Was Abram “leaning on God”? Sure, if leaning means total reliance. His relationship with God throughout the Genesis narrative isn’t one of shared sunsets and fatherly advice to a son. It is one rooted in God’s promises and his sovereign actions to make those promises come to pass. In spite of Abram’s weaknessess and moral failures, he truly learned what it meant to lean on God. Likewise, we must come to see the futility of our ways and wait on God to act. Remember, as the Psalmist wrote, God is the one who restores the soul and He will lead us to the path of righteousness for his namesake. Ultimately, that’s what his promises are for, the sake of His name and the eventual peace and rest of his people.

 

 

 

The Hand

I remember an old song from my childhood that implored its listeners to “put your hand in the hand of the man who stilled the waters.” It wasn’t thought of as being theologically rich in content, then or now, but it’s not a bad place to find one’s self. There’s nothing wrong with an image of clinging to the Savior amid life’s tempestuous seas, but there’s another way to think about the hand of God. Proverbs 21:1 is especially hopeful in the crashing waves of our political climate. Solomon’s God-bestowed wisdom emboldens those who trust in these words. “The king’s heart is a stream of water in the hand of the LORD; he turns it wherever he will.”

So even though we live in an increasingly godless nation where its citizens promote godless men and women and which threatens to drive us further into the abyss, our faith is strengthened by this truth. We are confident that no matter who is elected to the highest office, that God has ordained it to be, and that he will be glorified in it though now it seems preposterous.

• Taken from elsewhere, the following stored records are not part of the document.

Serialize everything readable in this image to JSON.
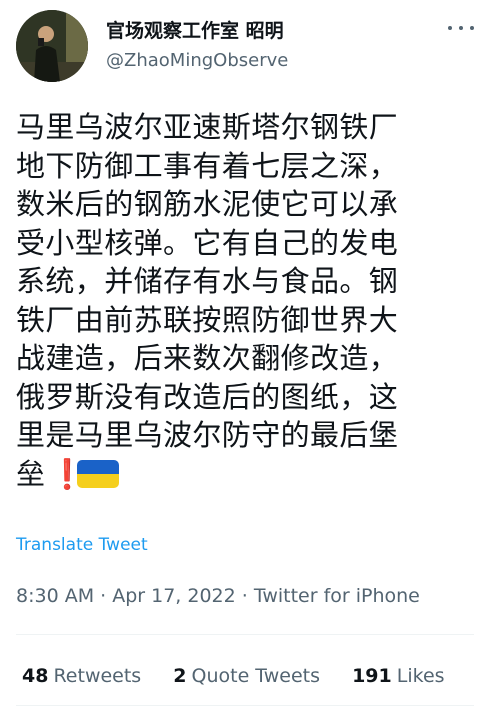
{
  "author": {
    "display_name": "官场观察工作室 昭明",
    "handle": "@ZhaoMingObserve",
    "avatar_icon": "profile-photo"
  },
  "tweet": {
    "lines": [
      "马里乌波尔亚速斯塔尔钢铁厂",
      "地下防御工事有着七层之深，",
      "数米后的钢筋水泥使它可以承",
      "受小型核弹。它有自己的发电",
      "系统，并储存有水与食品。钢",
      "铁厂由前苏联按照防御世界大",
      "战建造，后来数次翻修改造，",
      "俄罗斯没有改造后的图纸，这",
      "里是马里乌波尔防守的最后堡",
      "垒"
    ],
    "emoji_exclamation": "❗",
    "emoji_flag": "ukraine-flag",
    "translate_label": "Translate Tweet",
    "timestamp": "8:30 AM · Apr 17, 2022 · Twitter for iPhone"
  },
  "stats": {
    "retweets_count": "48",
    "retweets_label": "Retweets",
    "quotes_count": "2",
    "quotes_label": "Quote Tweets",
    "likes_count": "191",
    "likes_label": "Likes"
  },
  "colors": {
    "link": "#1d9bf0",
    "secondary_text": "#536471",
    "primary_text": "#0f1419"
  }
}
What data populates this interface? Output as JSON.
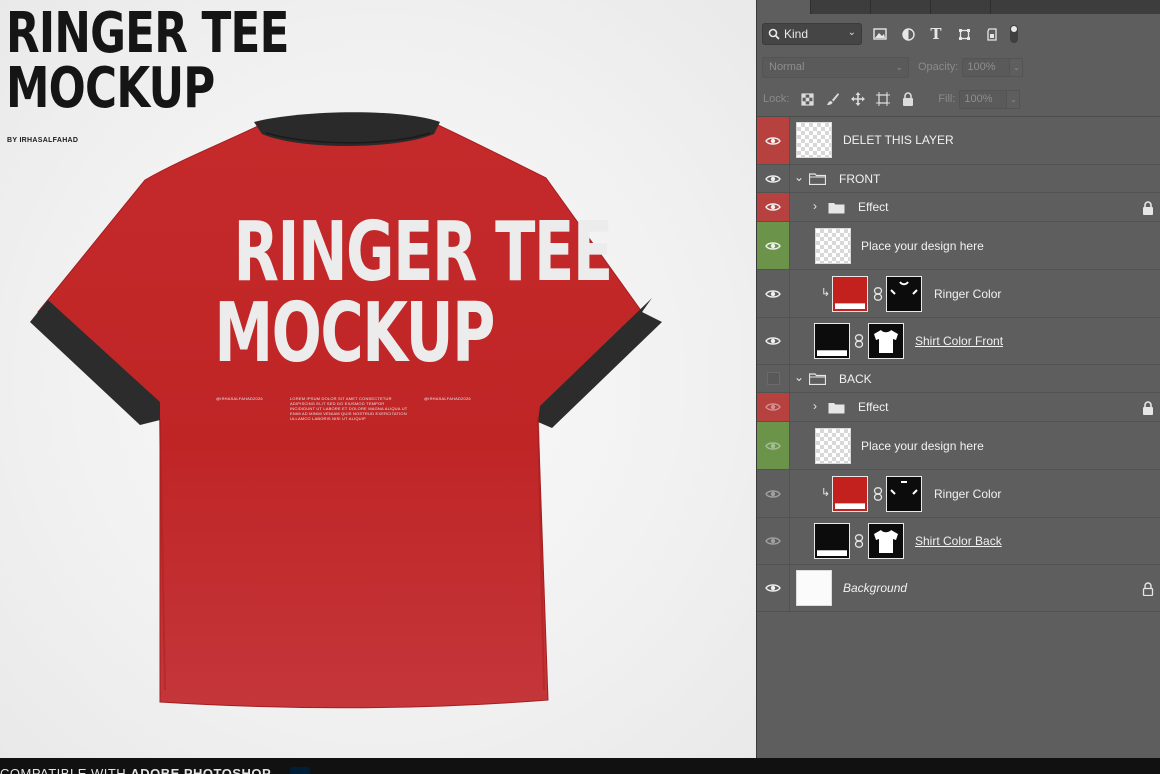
{
  "preview": {
    "title_line1": "RINGER TEE",
    "title_line2": "MOCKUP",
    "byline": "BY IRHASALFAHAD",
    "shirt_text_line1": "RINGER TEE",
    "shirt_text_line2": "MOCKUP",
    "shirt_small_left": "@IRHASALFAHAD2026",
    "shirt_small_center": "LOREM IPSUM DOLOR SIT AMET CONSECTETUR ADIPISCING ELIT SED DO EIUSMOD TEMPOR INCIDIDUNT UT LABORE ET DOLORE MAGNA ALIQUA UT ENIM AD MINIM VENIAM QUIS NOSTRUD EXERCITATION ULLAMCO LABORIS NISI UT ALIQUIP",
    "shirt_small_right": "@IRHASALFAHAD2026",
    "colors": {
      "shirt_red": "#c0282a",
      "ringer_black": "#2b2b2b"
    }
  },
  "footer": {
    "prefix": "COMPATIBLE WITH ",
    "app": "ADOBE PHOTOSHOP"
  },
  "panel": {
    "filter": {
      "kind_label": "Kind",
      "icons": [
        "image-filter-icon",
        "adjustment-filter-icon",
        "type-filter-icon",
        "shape-filter-icon",
        "smart-object-filter-icon"
      ]
    },
    "blend_mode": "Normal",
    "opacity_label": "Opacity:",
    "opacity_value": "100%",
    "locks_label": "Lock:",
    "fill_label": "Fill:",
    "fill_value": "100%",
    "layers": [
      {
        "name": "DELET THIS LAYER",
        "visible": true,
        "eye_color": "red"
      },
      {
        "name": "FRONT",
        "type": "group",
        "expanded": true,
        "visible": true
      },
      {
        "name": "Effect",
        "type": "group",
        "expanded": false,
        "locked": true,
        "eye_color": "red"
      },
      {
        "name": "Place your design here",
        "type": "smart-object",
        "eye_color": "green"
      },
      {
        "name": "Ringer Color",
        "clipped": true,
        "mask": true
      },
      {
        "name": "Shirt Color Front",
        "mask": true
      },
      {
        "name": "BACK",
        "type": "group",
        "expanded": true,
        "visible": false
      },
      {
        "name": "Effect",
        "type": "group",
        "expanded": false,
        "locked": true,
        "eye_color": "red"
      },
      {
        "name": "Place your design here",
        "type": "smart-object",
        "eye_color": "green"
      },
      {
        "name": "Ringer Color",
        "clipped": true,
        "mask": true
      },
      {
        "name": "Shirt Color Back",
        "mask": true
      },
      {
        "name": "Background",
        "locked": true
      }
    ]
  }
}
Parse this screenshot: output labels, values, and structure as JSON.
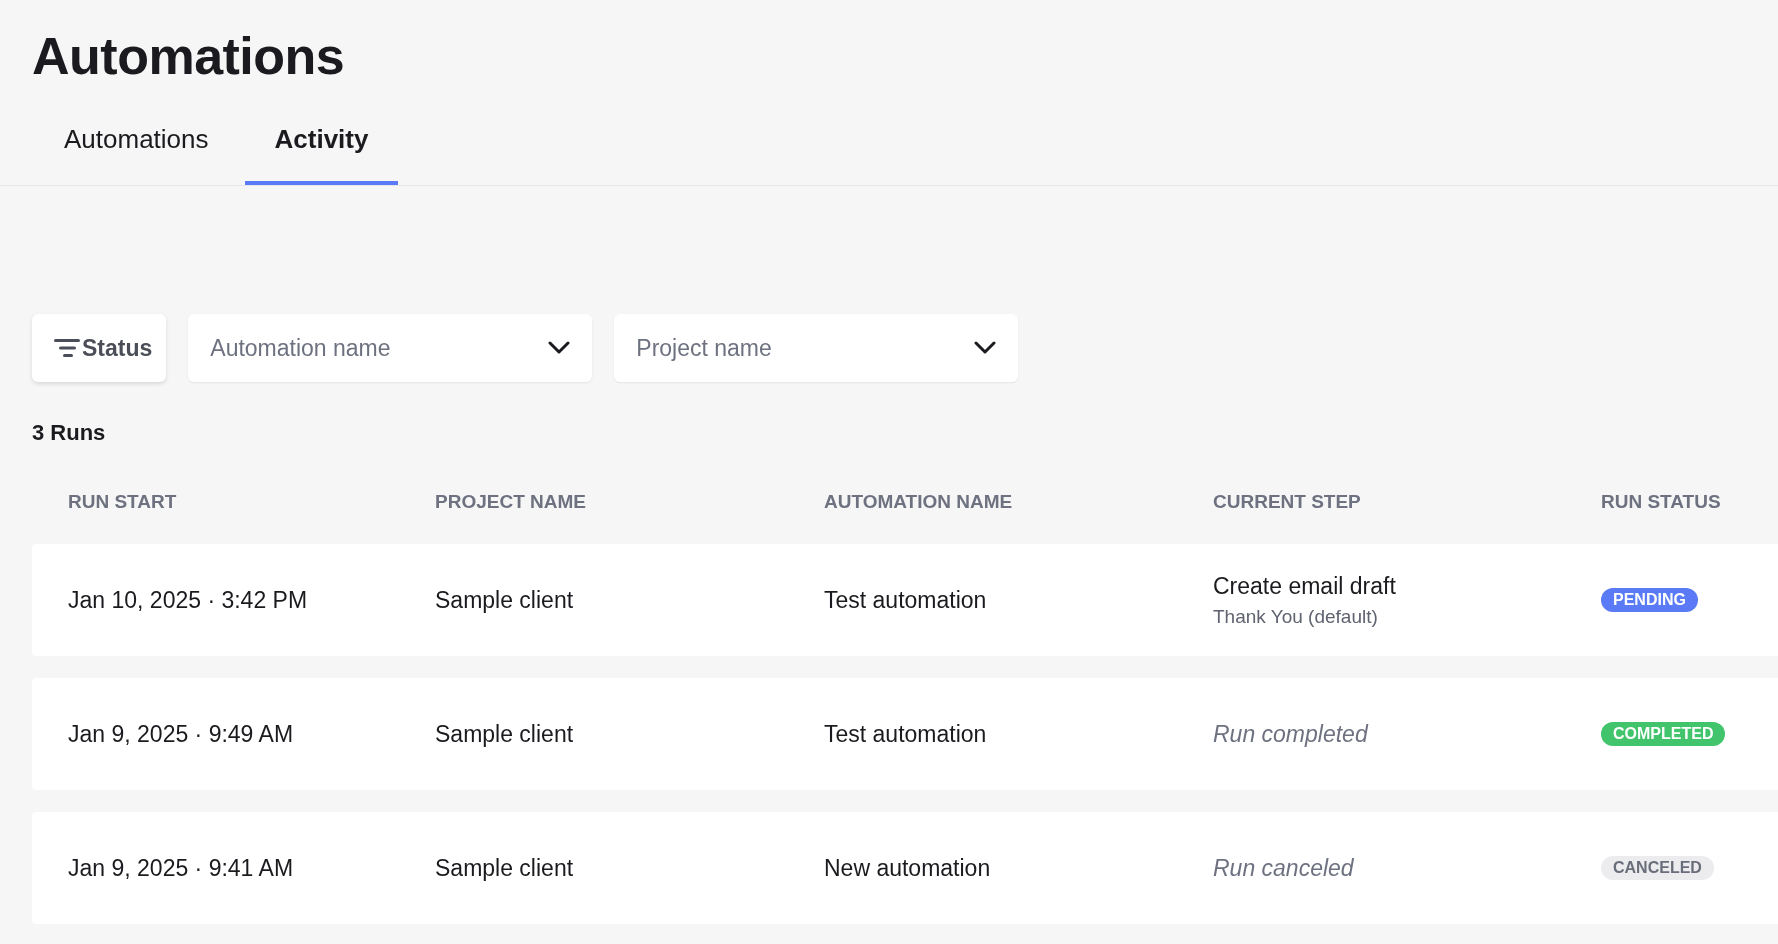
{
  "page": {
    "title": "Automations"
  },
  "tabs": [
    {
      "label": "Automations",
      "selected": false
    },
    {
      "label": "Activity",
      "selected": true
    }
  ],
  "filters": {
    "status_button": "Status",
    "dropdowns": [
      {
        "placeholder": "Automation name"
      },
      {
        "placeholder": "Project name"
      }
    ]
  },
  "run_count": "3 Runs",
  "table": {
    "columns": [
      "RUN START",
      "PROJECT NAME",
      "AUTOMATION NAME",
      "CURRENT STEP",
      "RUN STATUS"
    ],
    "rows": [
      {
        "run_start": "Jan 10, 2025 · 3:42 PM",
        "project": "Sample client",
        "automation": "Test automation",
        "step": {
          "kind": "step",
          "title": "Create email draft",
          "detail": "Thank You (default)"
        },
        "status": {
          "label": "PENDING",
          "kind": "pending"
        }
      },
      {
        "run_start": "Jan 9, 2025 · 9:49 AM",
        "project": "Sample client",
        "automation": "Test automation",
        "step": {
          "kind": "note",
          "text": "Run completed"
        },
        "status": {
          "label": "COMPLETED",
          "kind": "completed"
        }
      },
      {
        "run_start": "Jan 9, 2025 · 9:41 AM",
        "project": "Sample client",
        "automation": "New automation",
        "step": {
          "kind": "note",
          "text": "Run canceled"
        },
        "status": {
          "label": "CANCELED",
          "kind": "canceled"
        }
      }
    ]
  }
}
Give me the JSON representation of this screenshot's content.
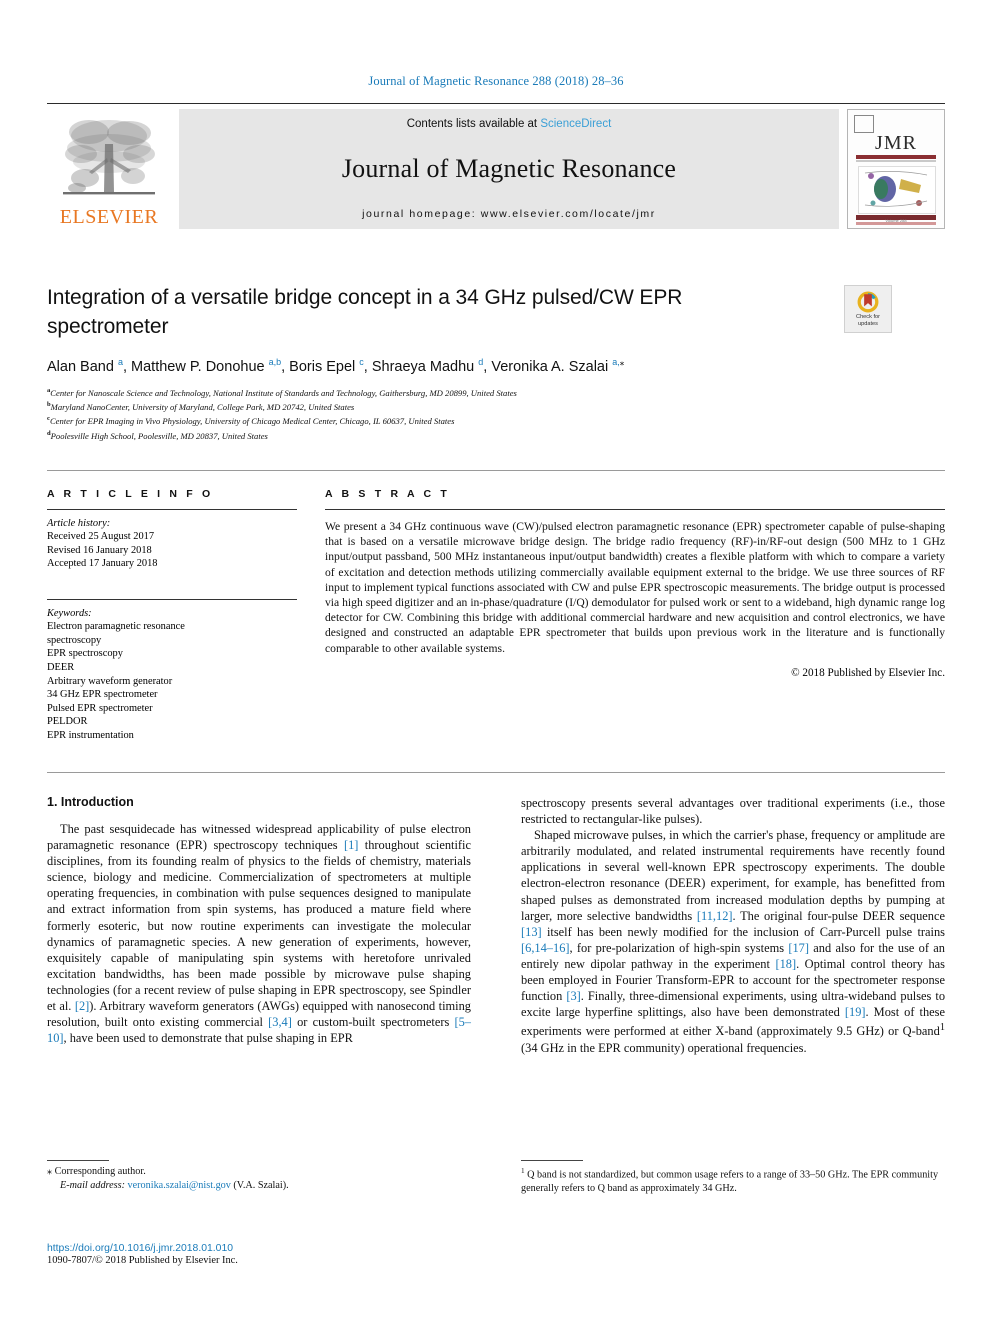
{
  "running_head": "Journal of Magnetic Resonance 288 (2018) 28–36",
  "masthead": {
    "contents_prefix": "Contents lists available at ",
    "sciencedirect": "ScienceDirect",
    "journal_title": "Journal of Magnetic Resonance",
    "homepage": "journal homepage: www.elsevier.com/locate/jmr",
    "publisher_wordmark": "ELSEVIER",
    "cover_wordmark": "JMR",
    "cover_caption": "Volume 288",
    "accent_blue": "#3a9fd6",
    "elsevier_orange": "#e87722"
  },
  "article": {
    "title": "Integration of a versatile bridge concept in a 34 GHz pulsed/CW EPR spectrometer",
    "crossmark_label_line1": "Check for",
    "crossmark_label_line2": "updates",
    "authors_html": "Alan Band <sup>a</sup>, Matthew P. Donohue <sup>a,b</sup>, Boris Epel <sup>c</sup>, Shraeya Madhu <sup>d</sup>, Veronika A. Szalai <sup>a,</sup><sup class=\"ast\">⁎</sup>",
    "affiliations": [
      {
        "marker": "a",
        "text": "Center for Nanoscale Science and Technology, National Institute of Standards and Technology, Gaithersburg, MD 20899, United States"
      },
      {
        "marker": "b",
        "text": "Maryland NanoCenter, University of Maryland, College Park, MD 20742, United States"
      },
      {
        "marker": "c",
        "text": "Center for EPR Imaging in Vivo Physiology, University of Chicago Medical Center, Chicago, IL 60637, United States"
      },
      {
        "marker": "d",
        "text": "Poolesville High School, Poolesville, MD 20837, United States"
      }
    ]
  },
  "article_info": {
    "heading": "A R T I C L E   I N F O",
    "history_label": "Article history:",
    "history": [
      "Received 25 August 2017",
      "Revised 16 January 2018",
      "Accepted 17 January 2018"
    ],
    "keywords_label": "Keywords:",
    "keywords": [
      "Electron paramagnetic resonance",
      "spectroscopy",
      "EPR spectroscopy",
      "DEER",
      "Arbitrary waveform generator",
      "34 GHz EPR spectrometer",
      "Pulsed EPR spectrometer",
      "PELDOR",
      "EPR instrumentation"
    ]
  },
  "abstract": {
    "heading": "A B S T R A C T",
    "text": "We present a 34 GHz continuous wave (CW)/pulsed electron paramagnetic resonance (EPR) spectrometer capable of pulse-shaping that is based on a versatile microwave bridge design. The bridge radio frequency (RF)-in/RF-out design (500 MHz to 1 GHz input/output passband, 500 MHz instantaneous input/output bandwidth) creates a flexible platform with which to compare a variety of excitation and detection methods utilizing commercially available equipment external to the bridge. We use three sources of RF input to implement typical functions associated with CW and pulse EPR spectroscopic measurements. The bridge output is processed via high speed digitizer and an in-phase/quadrature (I/Q) demodulator for pulsed work or sent to a wideband, high dynamic range log detector for CW. Combining this bridge with additional commercial hardware and new acquisition and control electronics, we have designed and constructed an adaptable EPR spectrometer that builds upon previous work in the literature and is functionally comparable to other available systems.",
    "copyright": "© 2018 Published by Elsevier Inc."
  },
  "body": {
    "section_heading": "1. Introduction",
    "left_para_1_html": "The past sesquidecade has witnessed widespread applicability of pulse electron paramagnetic resonance (EPR) spectroscopy techniques <span class=\"ref\">[1]</span> throughout scientific disciplines, from its founding realm of physics to the fields of chemistry, materials science, biology and medicine. Commercialization of spectrometers at multiple operating frequencies, in combination with pulse sequences designed to manipulate and extract information from spin systems, has produced a mature field where formerly esoteric, but now routine experiments can investigate the molecular dynamics of paramagnetic species. A new generation of experiments, however, exquisitely capable of manipulating spin systems with heretofore unrivaled excitation bandwidths, has been made possible by microwave pulse shaping technologies (for a recent review of pulse shaping in EPR spectroscopy, see Spindler et al. <span class=\"ref\">[2]</span>). Arbitrary waveform generators (AWGs) equipped with nanosecond timing resolution, built onto existing commercial <span class=\"ref\">[3,4]</span> or custom-built spectrometers <span class=\"ref\">[5–10]</span>, have been used to demonstrate that pulse shaping in EPR",
    "right_para_1_html": "spectroscopy presents several advantages over traditional experiments (i.e., those restricted to rectangular-like pulses).",
    "right_para_2_html": "Shaped microwave pulses, in which the carrier's phase, frequency or amplitude are arbitrarily modulated, and related instrumental requirements have recently found applications in several well-known EPR spectroscopy experiments. The double electron-electron resonance (DEER) experiment, for example, has benefitted from shaped pulses as demonstrated from increased modulation depths by pumping at larger, more selective bandwidths <span class=\"ref\">[11,12]</span>. The original four-pulse DEER sequence <span class=\"ref\">[13]</span> itself has been newly modified for the inclusion of Carr-Purcell pulse trains <span class=\"ref\">[6,14–16]</span>, for pre-polarization of high-spin systems <span class=\"ref\">[17]</span> and also for the use of an entirely new dipolar pathway in the experiment <span class=\"ref\">[18]</span>. Optimal control theory has been employed in Fourier Transform-EPR to account for the spectrometer response function <span class=\"ref\">[3]</span>. Finally, three-dimensional experiments, using ultra-wideband pulses to excite large hyperfine splittings, also have been demonstrated <span class=\"ref\">[19]</span>. Most of these experiments were performed at either X-band (approximately 9.5 GHz) or Q-band<sup>1</sup> (34 GHz in the EPR community) operational frequencies."
  },
  "footnotes": {
    "corresponding_marker": "⁎",
    "corresponding_label": "Corresponding author.",
    "email_label": "E-mail address:",
    "email": "veronika.szalai@nist.gov",
    "email_suffix": "(V.A. Szalai).",
    "note_marker": "1",
    "note_text": "Q band is not standardized, but common usage refers to a range of 33–50 GHz. The EPR community generally refers to Q band as approximately 34 GHz.",
    "doi": "https://doi.org/10.1016/j.jmr.2018.01.010",
    "issn_line": "1090-7807/© 2018 Published by Elsevier Inc."
  }
}
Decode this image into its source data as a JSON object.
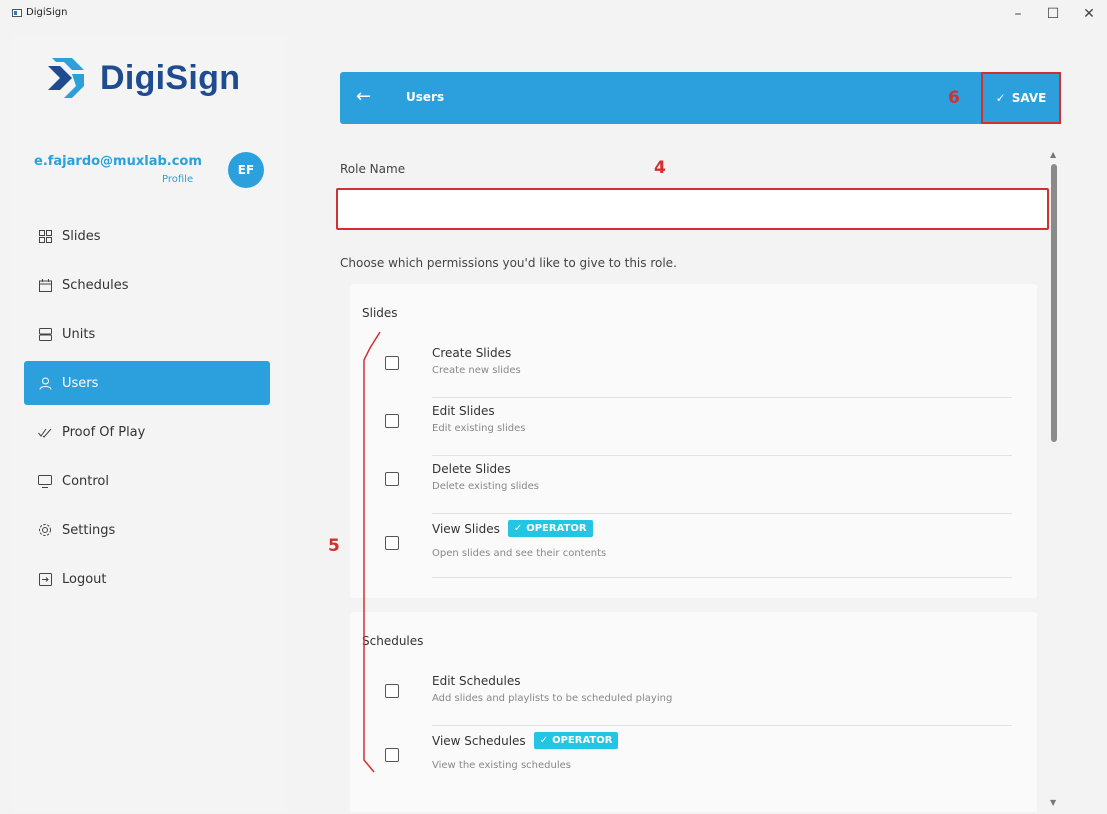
{
  "window": {
    "title": "DigiSign",
    "minimize": "–",
    "maximize": "☐",
    "close": "✕"
  },
  "brand": {
    "name": "DigiSign",
    "color": "#1f4b8f",
    "accent": "#2ba0dc"
  },
  "profile": {
    "email": "e.fajardo@muxlab.com",
    "link": "Profile",
    "initials": "EF"
  },
  "sidebar": {
    "items": [
      {
        "label": "Slides",
        "icon": "grid-icon",
        "active": false
      },
      {
        "label": "Schedules",
        "icon": "calendar-icon",
        "active": false
      },
      {
        "label": "Units",
        "icon": "server-icon",
        "active": false
      },
      {
        "label": "Users",
        "icon": "user-icon",
        "active": true
      },
      {
        "label": "Proof Of Play",
        "icon": "double-check-icon",
        "active": false
      },
      {
        "label": "Control",
        "icon": "monitor-icon",
        "active": false
      },
      {
        "label": "Settings",
        "icon": "gear-icon",
        "active": false
      },
      {
        "label": "Logout",
        "icon": "logout-icon",
        "active": false
      }
    ]
  },
  "header": {
    "title": "Users",
    "save_label": "SAVE"
  },
  "annotations": {
    "six": "6",
    "four": "4",
    "five": "5"
  },
  "form": {
    "role_label": "Role Name",
    "role_value": "",
    "hint": "Choose which permissions you'd like to give to this role."
  },
  "sections": [
    {
      "title": "Slides",
      "permissions": [
        {
          "title": "Create Slides",
          "desc": "Create new slides",
          "badge": ""
        },
        {
          "title": "Edit Slides",
          "desc": "Edit existing slides",
          "badge": ""
        },
        {
          "title": "Delete Slides",
          "desc": "Delete existing slides",
          "badge": ""
        },
        {
          "title": "View Slides",
          "desc": "Open slides and see their contents",
          "badge": "OPERATOR"
        }
      ]
    },
    {
      "title": "Schedules",
      "permissions": [
        {
          "title": "Edit Schedules",
          "desc": "Add slides and playlists to be scheduled playing",
          "badge": ""
        },
        {
          "title": "View Schedules",
          "desc": "View the existing schedules",
          "badge": "OPERATOR"
        }
      ]
    }
  ]
}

And if he turns the hearts of kings and presidents, he is sure to do the same for us. Like the rest of the song says, “take a look at yourself and you can look at others differently”. Resting in the hand of God not only gives us a vision of His sovereignty, but also a reflection of how little control we have.